# Information:
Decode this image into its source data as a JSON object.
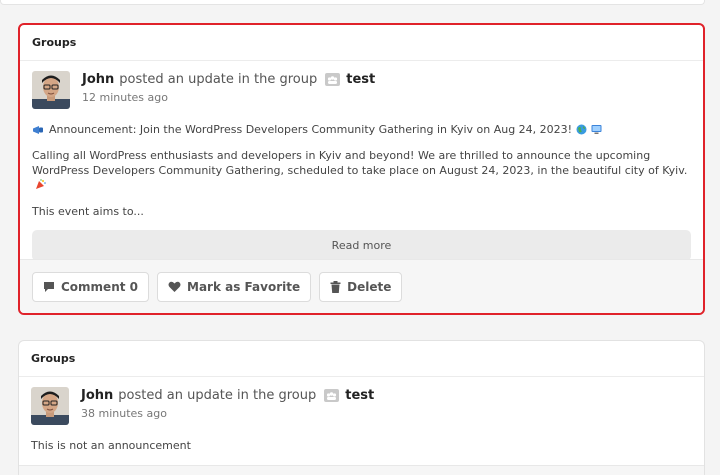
{
  "colors": {
    "highlight_border": "#e0222a",
    "button_bg": "#ebebeb",
    "text": "#444444"
  },
  "posts": [
    {
      "section_title": "Groups",
      "author": "John",
      "action_text": "posted an update in the group",
      "group_icon": "group-icon",
      "group_name": "test",
      "timestamp": "12 minutes ago",
      "announcement": "Announcement: Join the WordPress Developers Community Gathering in Kyiv on Aug 24, 2023!",
      "paragraph": "Calling all WordPress enthusiasts and developers in Kyiv and beyond! We are thrilled to announce the upcoming WordPress Developers Community Gathering, scheduled to take place on August 24, 2023, in the beautiful city of Kyiv.",
      "excerpt_end": "This event aims to...",
      "read_more": "Read more",
      "actions": {
        "comment_label": "Comment 0",
        "favorite_label": "Mark as Favorite",
        "delete_label": "Delete"
      }
    },
    {
      "section_title": "Groups",
      "author": "John",
      "action_text": "posted an update in the group",
      "group_icon": "group-icon",
      "group_name": "test",
      "timestamp": "38 minutes ago",
      "content": "This is not an announcement"
    }
  ]
}
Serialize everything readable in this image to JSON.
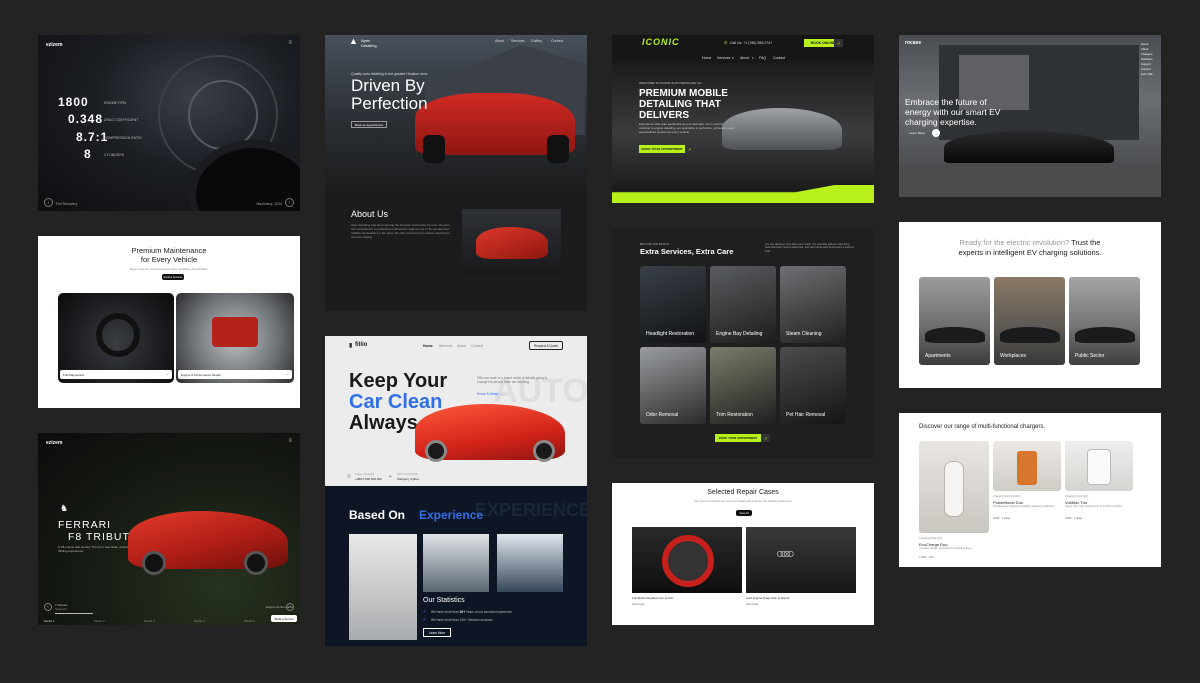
{
  "colors": {
    "background": "#232323",
    "lime": "#b8f01a",
    "blue": "#2f6fe8",
    "red": "#c8201c"
  },
  "card_dashboard": {
    "brand": "ezizem",
    "stats": [
      {
        "value": "1800",
        "label": "ENGINE RPM"
      },
      {
        "value": "0.348",
        "label": "DRAG COEFFICIENT"
      },
      {
        "value": "8.7:1",
        "label": "COMPRESSION RATIO"
      },
      {
        "value": "8",
        "label": "CYLINDERS"
      }
    ],
    "footer_left": "Full Recovery",
    "footer_right": "Machinery, 2024"
  },
  "card_driven": {
    "brand": "Apex Detailing",
    "nav": [
      "About",
      "Services",
      "Gallery",
      "Contact"
    ],
    "tagline": "Quality auto detailing in the greater Houston area",
    "title_line1": "Driven By",
    "title_line2": "Perfection",
    "cta": "Book an appointment",
    "about_title": "About Us",
    "about_text": "Apex Detailing has been serving the Houston community for over 10 years. Our commitment to perfection is what has made us one of the trusted and reliable car detailers in the area. We offer services from interior cleaning to ceramic coating."
  },
  "card_iconic": {
    "logo": "ICONIC",
    "phone": "Call Us: +1 (785) 555-0747",
    "book": "BOOK ONLINE",
    "nav": [
      "Home",
      "Services",
      "About",
      "FAQ",
      "Contact"
    ],
    "welcome": "WELCOME TO ICONIC AUTO DETAILING CO",
    "title_line1": "PREMIUM MOBILE",
    "title_line2": "DETAILING THAT",
    "title_line3": "DELIVERS",
    "sub": "Experience elite auto aesthetics at your doorstep. From ceramic coatings to engine detailing, we specialize in perfection, protection, and personalized service for every vehicle.",
    "cta": "BOOK YOUR APPOINTMENT"
  },
  "card_ev_hero": {
    "brand": "rocase",
    "menu": [
      "Home",
      "About",
      "Chargers",
      "Solutions",
      "Support",
      "Contact",
      "Let's Talk"
    ],
    "title_line1": "Embrace the future of",
    "title_line2": "energy with our smart EV",
    "title_line3": "charging expertise.",
    "cta": "Learn More"
  },
  "card_premium": {
    "title_line1": "Premium Maintenance",
    "title_line2": "for Every Vehicle",
    "sub": "Expert care for uncompromised safety, durability, and reliability.",
    "cta": "Explore Services",
    "items": [
      "Full Diagnostics",
      "Engine & Performance Repair"
    ]
  },
  "card_services": {
    "eyebrow": "BEYOND THE BASICS",
    "title": "Extra Services, Extra Care",
    "text": "You can discover more than just a wash. Our specialty add-ons help bring back that fresh, factory-fresh look, and will extend each and ensure it looks its best.",
    "tiles": [
      "Headlight Restoration",
      "Engine Bay Detailing",
      "Steam Cleaning",
      "Odor Removal",
      "Trim Restoration",
      "Pet Hair Removal"
    ],
    "cta": "BOOK YOUR APPOINTMENT"
  },
  "card_ready": {
    "title_gray": "Ready for the electric revolution?",
    "title_dark_1": "Trust the",
    "title_dark_2": "experts in intelligent EV charging solutions.",
    "tiles": [
      "Apartments",
      "Workplaces",
      "Public Sector"
    ]
  },
  "card_fillio": {
    "logo": "fillio",
    "nav": [
      "Home",
      "Services",
      "About",
      "Contact"
    ],
    "quote": "Request A Quote",
    "title_line1": "Keep Your",
    "title_line2": "Car Clean",
    "title_line3": "Always",
    "desc": "Fillio car wash is a brand which is literally going to change the people think car cleaning.",
    "read_more": "Know A Wash",
    "call_label": "CALL US NOW",
    "call_value": "+088 0 000 000 000",
    "loc_label": "OUR LOCATION",
    "loc_value": "Shibgonj, Sylhet",
    "watermark": "AUTO",
    "based_on": "Based On",
    "experience": "Experience",
    "watermark2": "EXPERIENCE",
    "stats_title": "Our Statistics",
    "stat1_pre": "We have more than",
    "stat1_num": "10+",
    "stat1_post": "Years of our services experience.",
    "stat2": "We have more than 130+ Vehicles serviced.",
    "learn_more": "Learn More"
  },
  "card_ferrari": {
    "brand": "ezizem",
    "title_line1": "FERRARI",
    "title_line2": "F8 TRIBUTO",
    "sub": "A V8 engine that pushes 710 hp to new limits, optimized for a thrilling experience.",
    "left_label": "2 Wheels",
    "left_sub": "Segment",
    "right_label": "Engine Performance",
    "nav": [
      "Model 1",
      "Model 2",
      "Model 3",
      "Model 4",
      "Model 5"
    ],
    "button": "Build a Ferrari"
  },
  "card_chargers": {
    "title": "Discover our range of multi-functional chargers.",
    "products": [
      {
        "cat": "Charging Point (AC)",
        "name": "EcoCharge Duo",
        "desc": "Compact design, optimized for limited spaces.",
        "meta": "7.4kW · 16A"
      },
      {
        "cat": "Charging Point (AC/DC)",
        "name": "PowerBoost Duo",
        "desc": "Simultaneous charging capability, balancing efficiency.",
        "meta": "11kW · 2 plugs"
      },
      {
        "cat": "Charging Point (DC)",
        "name": "VoltMax Trio",
        "desc": "Heavy duty, high charging for up to three vehicles.",
        "meta": "22kW · 3 plugs"
      }
    ]
  },
  "card_repair": {
    "title": "Selected Repair Cases",
    "sub": "See how we transformed worn-out brakes and engines into reliable performers.",
    "cta": "View All",
    "items": [
      {
        "title": "Full Brake Replacement & Disc",
        "link": "View Case"
      },
      {
        "title": "Audi Engine Diagnostic & Repair",
        "link": "View Case"
      }
    ]
  }
}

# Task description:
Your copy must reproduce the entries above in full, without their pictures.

# Exercise output:
Decode this image into its source data as a JSON object.
{
  "colors": {
    "highlight_border": "#e0222a",
    "button_bg": "#ebebeb",
    "text": "#444444"
  },
  "posts": [
    {
      "section_title": "Groups",
      "author": "John",
      "action_text": "posted an update in the group",
      "group_icon": "group-icon",
      "group_name": "test",
      "timestamp": "12 minutes ago",
      "announcement": "Announcement: Join the WordPress Developers Community Gathering in Kyiv on Aug 24, 2023!",
      "paragraph": "Calling all WordPress enthusiasts and developers in Kyiv and beyond! We are thrilled to announce the upcoming WordPress Developers Community Gathering, scheduled to take place on August 24, 2023, in the beautiful city of Kyiv.",
      "excerpt_end": "This event aims to...",
      "read_more": "Read more",
      "actions": {
        "comment_label": "Comment 0",
        "favorite_label": "Mark as Favorite",
        "delete_label": "Delete"
      }
    },
    {
      "section_title": "Groups",
      "author": "John",
      "action_text": "posted an update in the group",
      "group_icon": "group-icon",
      "group_name": "test",
      "timestamp": "38 minutes ago",
      "content": "This is not an announcement"
    }
  ]
}
Serialize everything readable in this image to JSON.
{
  "colors": {
    "background": "#232323",
    "lime": "#b8f01a",
    "blue": "#2f6fe8",
    "red": "#c8201c"
  },
  "card_dashboard": {
    "brand": "ezizem",
    "stats": [
      {
        "value": "1800",
        "label": "ENGINE RPM"
      },
      {
        "value": "0.348",
        "label": "DRAG COEFFICIENT"
      },
      {
        "value": "8.7:1",
        "label": "COMPRESSION RATIO"
      },
      {
        "value": "8",
        "label": "CYLINDERS"
      }
    ],
    "footer_left": "Full Recovery",
    "footer_right": "Machinery, 2024"
  },
  "card_driven": {
    "brand": "Apex Detailing",
    "nav": [
      "About",
      "Services",
      "Gallery",
      "Contact"
    ],
    "tagline": "Quality auto detailing in the greater Houston area",
    "title_line1": "Driven By",
    "title_line2": "Perfection",
    "cta": "Book an appointment",
    "about_title": "About Us",
    "about_text": "Apex Detailing has been serving the Houston community for over 10 years. Our commitment to perfection is what has made us one of the trusted and reliable car detailers in the area. We offer services from interior cleaning to ceramic coating."
  },
  "card_iconic": {
    "logo": "ICONIC",
    "phone": "Call Us: +1 (785) 555-0747",
    "book": "BOOK ONLINE",
    "nav": [
      "Home",
      "Services",
      "About",
      "FAQ",
      "Contact"
    ],
    "welcome": "WELCOME TO ICONIC AUTO DETAILING CO",
    "title_line1": "PREMIUM MOBILE",
    "title_line2": "DETAILING THAT",
    "title_line3": "DELIVERS",
    "sub": "Experience elite auto aesthetics at your doorstep. From ceramic coatings to engine detailing, we specialize in perfection, protection, and personalized service for every vehicle.",
    "cta": "BOOK YOUR APPOINTMENT"
  },
  "card_ev_hero": {
    "brand": "rocase",
    "menu": [
      "Home",
      "About",
      "Chargers",
      "Solutions",
      "Support",
      "Contact",
      "Let's Talk"
    ],
    "title_line1": "Embrace the future of",
    "title_line2": "energy with our smart EV",
    "title_line3": "charging expertise.",
    "cta": "Learn More"
  },
  "card_premium": {
    "title_line1": "Premium Maintenance",
    "title_line2": "for Every Vehicle",
    "sub": "Expert care for uncompromised safety, durability, and reliability.",
    "cta": "Explore Services",
    "items": [
      "Full Diagnostics",
      "Engine & Performance Repair"
    ]
  },
  "card_services": {
    "eyebrow": "BEYOND THE BASICS",
    "title": "Extra Services, Extra Care",
    "text": "You can discover more than just a wash. Our specialty add-ons help bring back that fresh, factory-fresh look, and will extend each and ensure it looks its best.",
    "tiles": [
      "Headlight Restoration",
      "Engine Bay Detailing",
      "Steam Cleaning",
      "Odor Removal",
      "Trim Restoration",
      "Pet Hair Removal"
    ],
    "cta": "BOOK YOUR APPOINTMENT"
  },
  "card_ready": {
    "title_gray": "Ready for the electric revolution?",
    "title_dark_1": "Trust the",
    "title_dark_2": "experts in intelligent EV charging solutions.",
    "tiles": [
      "Apartments",
      "Workplaces",
      "Public Sector"
    ]
  },
  "card_fillio": {
    "logo": "fillio",
    "nav": [
      "Home",
      "Services",
      "About",
      "Contact"
    ],
    "quote": "Request A Quote",
    "title_line1": "Keep Your",
    "title_line2": "Car Clean",
    "title_line3": "Always",
    "desc": "Fillio car wash is a brand which is literally going to change the people think car cleaning.",
    "read_more": "Know A Wash",
    "call_label": "CALL US NOW",
    "call_value": "+088 0 000 000 000",
    "loc_label": "OUR LOCATION",
    "loc_value": "Shibgonj, Sylhet",
    "watermark": "AUTO",
    "based_on": "Based On",
    "experience": "Experience",
    "watermark2": "EXPERIENCE",
    "stats_title": "Our Statistics",
    "stat1_pre": "We have more than",
    "stat1_num": "10+",
    "stat1_post": "Years of our services experience.",
    "stat2": "We have more than 130+ Vehicles serviced.",
    "learn_more": "Learn More"
  },
  "card_ferrari": {
    "brand": "ezizem",
    "title_line1": "FERRARI",
    "title_line2": "F8 TRIBUTO",
    "sub": "A V8 engine that pushes 710 hp to new limits, optimized for a thrilling experience.",
    "left_label": "2 Wheels",
    "left_sub": "Segment",
    "right_label": "Engine Performance",
    "nav": [
      "Model 1",
      "Model 2",
      "Model 3",
      "Model 4",
      "Model 5"
    ],
    "button": "Build a Ferrari"
  },
  "card_chargers": {
    "title": "Discover our range of multi-functional chargers.",
    "products": [
      {
        "cat": "Charging Point (AC)",
        "name": "EcoCharge Duo",
        "desc": "Compact design, optimized for limited spaces.",
        "meta": "7.4kW · 16A"
      },
      {
        "cat": "Charging Point (AC/DC)",
        "name": "PowerBoost Duo",
        "desc": "Simultaneous charging capability, balancing efficiency.",
        "meta": "11kW · 2 plugs"
      },
      {
        "cat": "Charging Point (DC)",
        "name": "VoltMax Trio",
        "desc": "Heavy duty, high charging for up to three vehicles.",
        "meta": "22kW · 3 plugs"
      }
    ]
  },
  "card_repair": {
    "title": "Selected Repair Cases",
    "sub": "See how we transformed worn-out brakes and engines into reliable performers.",
    "cta": "View All",
    "items": [
      {
        "title": "Full Brake Replacement & Disc",
        "link": "View Case"
      },
      {
        "title": "Audi Engine Diagnostic & Repair",
        "link": "View Case"
      }
    ]
  }
}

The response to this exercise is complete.